There is a lot of misunderstanding around information governance and what it really entails. Below are a few common misconceptions about IG and an explanation of the true state of IG.
Information Governance is Too Hard
Information Governance is exactly what it sounds like -- an integrated program that:
- values business information as company assets
- employs physical, technical and administrative safeguards to protect and manage information assets
- educates and trains personnel
- uses metrics to measure and improve performance. It can be run “in-house,” by a Chief Privacy Officer (CPO), a Chief Information Security Officer (CISO) a Chief Information Officer (CIO) or any combination, or it can be outsourced.
In any case, the essential principles of any good information governance Program are well-established and follow common sense:
- Identify what information assets you have, and assess your business risk for using them
- Protect the information with reasonable care
- Detect any potential compromise
- Restore your systems & processes to operational status
- Recover, mitigating any harm, and go forward profitably.
Information governance requires thought, planning and execution, as one would expect of any significant business activity. But, like other acts of good corporate governance, it merely requires commercially reasonable action that amounts to due care for the company’s assets.
Information Governance is Too Expensive
Small and mid-size firms sometimes believe – incorrectly – that they “cannot afford to pay for compliance.” Yet, according to a recent study, the cost of non-compliance is almost three times the cost of compliance. And, like many other business functions and processes, Information Governance can be effectively outsourced, at greatly reduced cost.
Another mistake made by small and mid-size businesses is to simply leave information governance to the IT department. Yet, it is virtually impossible for the IT dept. to have the legal, regulatory and cybersecurity knowledge -- or the decision-making authority -- necessary to implement an information governance program, across the company. Information governance is an enterprise risk management function that must be overseen by the C-suite or the board, and taken as seriously as the company takes finance and operations.
While some businesses may be tempted to simply add these duties to the existing portfolio of the general counsel or chief financial officer, this is impractical unless these individuals have extensive training or subject matter expertise in data privacy and/or cybersecurity. While it gives the appearance of dealing with these issues at the C-suite level, it really just overburdens an officer who is left without the resources necessary to fulfill the mandate.
Worst of all, many small to mid-size businesses just ignore the problem, hoping it will just go away. One in four small firms have little to no understanding of cybersecurity issues. This often ends in completely unnecessary disaster, and it is often not even due to malicious, outside “hackers.” Many times the culprit is a lost or stolen laptop, papers left in a public place by an employee, or a trusted vendor whose personnel discloses information that was entrusted to your business. A culture of privacy and security -- of information governance – is designed to help mitigate these concerns.
Information Governance is Not For Our Industry

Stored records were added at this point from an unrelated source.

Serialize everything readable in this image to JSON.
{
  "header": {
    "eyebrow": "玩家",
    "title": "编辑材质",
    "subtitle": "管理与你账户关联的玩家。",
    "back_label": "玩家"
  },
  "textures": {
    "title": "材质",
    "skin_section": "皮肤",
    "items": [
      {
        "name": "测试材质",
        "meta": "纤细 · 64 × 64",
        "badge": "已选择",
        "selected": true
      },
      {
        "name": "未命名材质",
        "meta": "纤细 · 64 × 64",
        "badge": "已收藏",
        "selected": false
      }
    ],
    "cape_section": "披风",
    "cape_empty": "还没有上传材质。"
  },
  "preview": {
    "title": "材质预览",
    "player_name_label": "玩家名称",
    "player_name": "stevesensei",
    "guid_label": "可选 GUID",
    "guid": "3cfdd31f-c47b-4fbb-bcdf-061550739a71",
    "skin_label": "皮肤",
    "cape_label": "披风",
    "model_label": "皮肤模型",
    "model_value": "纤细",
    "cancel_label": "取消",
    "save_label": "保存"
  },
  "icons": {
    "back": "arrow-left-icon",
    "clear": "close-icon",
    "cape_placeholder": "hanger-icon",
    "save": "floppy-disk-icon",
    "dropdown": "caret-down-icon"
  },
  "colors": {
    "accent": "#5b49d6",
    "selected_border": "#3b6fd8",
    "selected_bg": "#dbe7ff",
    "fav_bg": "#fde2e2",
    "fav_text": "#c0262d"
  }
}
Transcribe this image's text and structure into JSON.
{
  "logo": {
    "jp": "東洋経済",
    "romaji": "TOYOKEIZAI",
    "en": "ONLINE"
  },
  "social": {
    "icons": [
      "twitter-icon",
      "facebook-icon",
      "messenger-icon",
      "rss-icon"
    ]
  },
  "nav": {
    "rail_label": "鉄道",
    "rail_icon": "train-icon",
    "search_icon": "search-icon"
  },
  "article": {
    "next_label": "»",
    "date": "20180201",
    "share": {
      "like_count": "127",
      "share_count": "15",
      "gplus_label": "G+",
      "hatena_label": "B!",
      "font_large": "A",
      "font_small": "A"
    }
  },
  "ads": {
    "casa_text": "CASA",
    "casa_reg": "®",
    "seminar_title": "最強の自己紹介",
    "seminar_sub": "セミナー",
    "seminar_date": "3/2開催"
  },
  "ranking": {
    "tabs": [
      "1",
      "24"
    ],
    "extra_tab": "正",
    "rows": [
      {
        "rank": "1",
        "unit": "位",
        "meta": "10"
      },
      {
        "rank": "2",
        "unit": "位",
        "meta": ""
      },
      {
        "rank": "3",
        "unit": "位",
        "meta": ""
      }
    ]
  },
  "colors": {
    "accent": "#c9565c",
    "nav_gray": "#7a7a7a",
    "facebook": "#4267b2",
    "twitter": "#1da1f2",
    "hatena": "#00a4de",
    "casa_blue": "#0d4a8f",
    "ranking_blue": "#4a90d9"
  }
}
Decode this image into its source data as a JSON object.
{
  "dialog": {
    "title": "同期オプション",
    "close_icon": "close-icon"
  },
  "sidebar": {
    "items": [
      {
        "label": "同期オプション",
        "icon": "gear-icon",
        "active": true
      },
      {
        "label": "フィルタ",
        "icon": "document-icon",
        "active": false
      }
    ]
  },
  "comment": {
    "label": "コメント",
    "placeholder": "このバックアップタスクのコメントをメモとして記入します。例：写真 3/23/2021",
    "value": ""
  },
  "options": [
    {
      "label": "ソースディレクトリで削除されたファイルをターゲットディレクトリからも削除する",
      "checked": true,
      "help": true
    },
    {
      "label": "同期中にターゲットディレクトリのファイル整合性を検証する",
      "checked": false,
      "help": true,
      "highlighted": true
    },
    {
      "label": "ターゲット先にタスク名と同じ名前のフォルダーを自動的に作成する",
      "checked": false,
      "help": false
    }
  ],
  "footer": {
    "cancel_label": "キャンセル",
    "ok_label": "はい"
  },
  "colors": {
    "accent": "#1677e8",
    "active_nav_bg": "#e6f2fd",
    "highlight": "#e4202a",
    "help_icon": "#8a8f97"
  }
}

Consumers and employees expect companies to safeguard their confidential, personal information, as the law requires, regardless of the industry.
Studies show that:
- almost 40 percent of consumers made buying decisions based upon privacy concerns
- 27 percent of millenials abandoned a purchase online because of security or privacy concerns
Class action lawsuits are commonly filed by consumers and employees whose personal information was revealed in a data breach. Regulators also regularly file and take other actions to protect the public and its information.
Whether it is competition for customers or for the best employees, or simply avoiding fines, penalties and the heavy costs of a data breach, a business that is good at Information Governance should perform better in the marketplace.
By Kevin Bley